CrossRef Full Text | Google Scholar

Voglmayr, H., and Yule, C. M. (2006). Polyancora globosa gen. sp. nov., an aeroaquatic fungus from Malaysian peat swamp forests. Mycol. Res. 110, 1242–1252. doi: 10.1016/j.mycres.2006.07.001

PubMed Abstract | CrossRef Full Text | Google Scholar

Warren, M. W., Kauffman, J. B., Murdiyarso, D., Anshari, G., Hergoualc'h, K., Kurnianto, S., et al. (2012). A cost-efficient method to assess carbon stocks in tropical peat soil. Biogeosciences 9, 4477–4485. doi: 10.5194/bg-9-4477-2012

CrossRef Full Text | Google Scholar

Wells, A., and Yule, C. M. (2008). The caddisflies (Trichoptera) from a tropical peat swamp in Selangor, Peninsular Malaysia, including two new species. Aquat. Insects 30, 69–76. doi: 10.1080/01650420701687163

CrossRef Full Text | Google Scholar

Yule, C. M. (2010). Loss of biodiversity and ecosystem functioning in Indo-Malayan peat swamp forests. Biodivers. Conserv. 19, 393–409. doi: 10.1007/s10531-008-9510-5

CrossRef Full Text | Google Scholar

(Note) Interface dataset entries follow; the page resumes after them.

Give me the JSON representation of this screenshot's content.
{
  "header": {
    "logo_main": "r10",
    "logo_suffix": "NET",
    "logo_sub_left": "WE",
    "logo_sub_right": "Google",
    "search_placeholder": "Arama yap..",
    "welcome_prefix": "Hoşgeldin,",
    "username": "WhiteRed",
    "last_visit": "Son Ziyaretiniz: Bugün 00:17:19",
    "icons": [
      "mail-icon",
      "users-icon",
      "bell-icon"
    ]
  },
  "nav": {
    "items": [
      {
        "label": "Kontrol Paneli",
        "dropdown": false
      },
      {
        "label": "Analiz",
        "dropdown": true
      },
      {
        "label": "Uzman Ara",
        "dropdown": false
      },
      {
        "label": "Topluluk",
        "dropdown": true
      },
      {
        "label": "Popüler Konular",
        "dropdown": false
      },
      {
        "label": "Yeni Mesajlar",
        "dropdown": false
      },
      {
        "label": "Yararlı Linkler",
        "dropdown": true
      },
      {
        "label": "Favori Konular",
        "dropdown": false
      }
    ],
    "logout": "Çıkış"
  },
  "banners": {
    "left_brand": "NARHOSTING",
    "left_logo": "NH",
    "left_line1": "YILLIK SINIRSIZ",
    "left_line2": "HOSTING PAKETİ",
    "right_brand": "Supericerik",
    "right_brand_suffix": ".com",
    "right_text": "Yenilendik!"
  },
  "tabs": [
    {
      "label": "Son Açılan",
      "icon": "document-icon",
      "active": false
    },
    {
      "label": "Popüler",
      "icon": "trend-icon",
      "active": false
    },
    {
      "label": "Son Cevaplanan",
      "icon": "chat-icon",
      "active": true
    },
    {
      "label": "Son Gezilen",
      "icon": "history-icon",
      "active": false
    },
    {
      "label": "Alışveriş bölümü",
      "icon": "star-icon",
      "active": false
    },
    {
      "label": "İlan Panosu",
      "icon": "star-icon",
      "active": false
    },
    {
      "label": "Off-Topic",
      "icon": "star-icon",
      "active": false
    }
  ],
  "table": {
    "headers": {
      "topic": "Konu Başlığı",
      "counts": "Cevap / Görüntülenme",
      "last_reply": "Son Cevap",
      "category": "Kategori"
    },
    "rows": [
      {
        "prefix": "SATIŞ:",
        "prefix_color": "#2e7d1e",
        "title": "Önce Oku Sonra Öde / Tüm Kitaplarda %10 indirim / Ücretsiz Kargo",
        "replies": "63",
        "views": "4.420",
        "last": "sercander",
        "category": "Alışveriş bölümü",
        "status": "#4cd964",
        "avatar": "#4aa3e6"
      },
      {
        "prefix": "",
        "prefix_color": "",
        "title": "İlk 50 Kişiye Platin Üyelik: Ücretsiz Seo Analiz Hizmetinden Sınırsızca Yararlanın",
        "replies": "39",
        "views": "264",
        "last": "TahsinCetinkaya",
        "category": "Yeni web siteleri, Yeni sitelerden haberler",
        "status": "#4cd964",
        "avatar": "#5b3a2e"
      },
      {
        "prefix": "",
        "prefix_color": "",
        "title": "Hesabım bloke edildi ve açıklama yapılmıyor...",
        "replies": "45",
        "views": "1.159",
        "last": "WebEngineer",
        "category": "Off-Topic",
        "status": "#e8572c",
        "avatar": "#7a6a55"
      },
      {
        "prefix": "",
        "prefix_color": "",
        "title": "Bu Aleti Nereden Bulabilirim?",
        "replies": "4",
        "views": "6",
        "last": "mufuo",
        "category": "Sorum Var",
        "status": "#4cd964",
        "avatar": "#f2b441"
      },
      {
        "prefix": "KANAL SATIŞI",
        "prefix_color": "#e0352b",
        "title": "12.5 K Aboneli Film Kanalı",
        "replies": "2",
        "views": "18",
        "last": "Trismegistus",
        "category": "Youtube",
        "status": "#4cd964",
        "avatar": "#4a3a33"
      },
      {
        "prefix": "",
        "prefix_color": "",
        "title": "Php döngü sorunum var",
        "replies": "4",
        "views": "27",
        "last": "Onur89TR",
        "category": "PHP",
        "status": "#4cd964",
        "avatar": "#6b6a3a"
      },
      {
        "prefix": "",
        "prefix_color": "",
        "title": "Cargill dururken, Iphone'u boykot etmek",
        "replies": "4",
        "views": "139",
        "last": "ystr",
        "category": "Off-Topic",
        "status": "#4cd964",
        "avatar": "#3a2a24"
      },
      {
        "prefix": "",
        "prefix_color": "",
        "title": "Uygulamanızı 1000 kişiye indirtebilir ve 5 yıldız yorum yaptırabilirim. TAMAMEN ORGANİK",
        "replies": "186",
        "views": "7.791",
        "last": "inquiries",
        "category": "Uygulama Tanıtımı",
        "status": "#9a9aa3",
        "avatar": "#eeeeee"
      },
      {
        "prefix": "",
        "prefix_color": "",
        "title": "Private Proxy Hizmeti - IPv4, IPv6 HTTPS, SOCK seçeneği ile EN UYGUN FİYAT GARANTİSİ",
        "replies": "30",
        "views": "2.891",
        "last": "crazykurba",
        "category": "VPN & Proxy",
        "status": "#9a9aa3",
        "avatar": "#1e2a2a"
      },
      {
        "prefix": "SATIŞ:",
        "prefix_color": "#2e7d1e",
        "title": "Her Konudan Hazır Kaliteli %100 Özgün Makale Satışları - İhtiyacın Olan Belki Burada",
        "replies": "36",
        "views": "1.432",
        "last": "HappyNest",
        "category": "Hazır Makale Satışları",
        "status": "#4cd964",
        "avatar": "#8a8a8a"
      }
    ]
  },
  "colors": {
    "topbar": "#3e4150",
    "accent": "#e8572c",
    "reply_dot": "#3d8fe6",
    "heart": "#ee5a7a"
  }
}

Yule, C. M., and Gomez, L. N. (2009). Leaf litter decomposition in a tropical peat swamp forest in Peninsular Malaysia. Wetlands Ecol. Manag. 17, 231–241. doi: 10.1007/s11273-008-9103-9

CrossRef Full Text | Google Scholar

Keywords: tropical peat swamp forests, phenolic compounds, lignin, tannin, peatland drainage, Macaranga pruinosa

Citation: Yule CM, Lim YY and Lim TY (2016) Degradation of Tropical Malaysian Peatlands Decreases Levels of Phenolics in Soil and in Leaves of Macaranga pruinosa. Front. Earth Sci. 4:45. doi: 10.3389/feart.2016.00045

Received: 03 December 2015; Accepted: 04 April 2016;
Published: 19 April 2016.

Edited by:

Agostino Merico, Leibniz Center for Tropical Marine Ecology, Germany

Reviewed by:

Bernardo Maestrini, Michigan State University, USA
Edoardo Puglisi, Università Cattolica del Sacro Cuore, Italy

Copyright © 2016 Yule, Lim and Lim. This is an open-access article distributed under the terms of the Creative Commons Attribution License (CC BY). The use, distribution or reproduction in other forums is permitted, provided the original author(s) or licensor are credited and that the original publication in this journal is cited, in accordance with accepted academic practice. No use, distribution or reproduction is permitted which does not comply with these terms.

*Correspondence: Catherine M. Yule, catherine.yule@monash.edu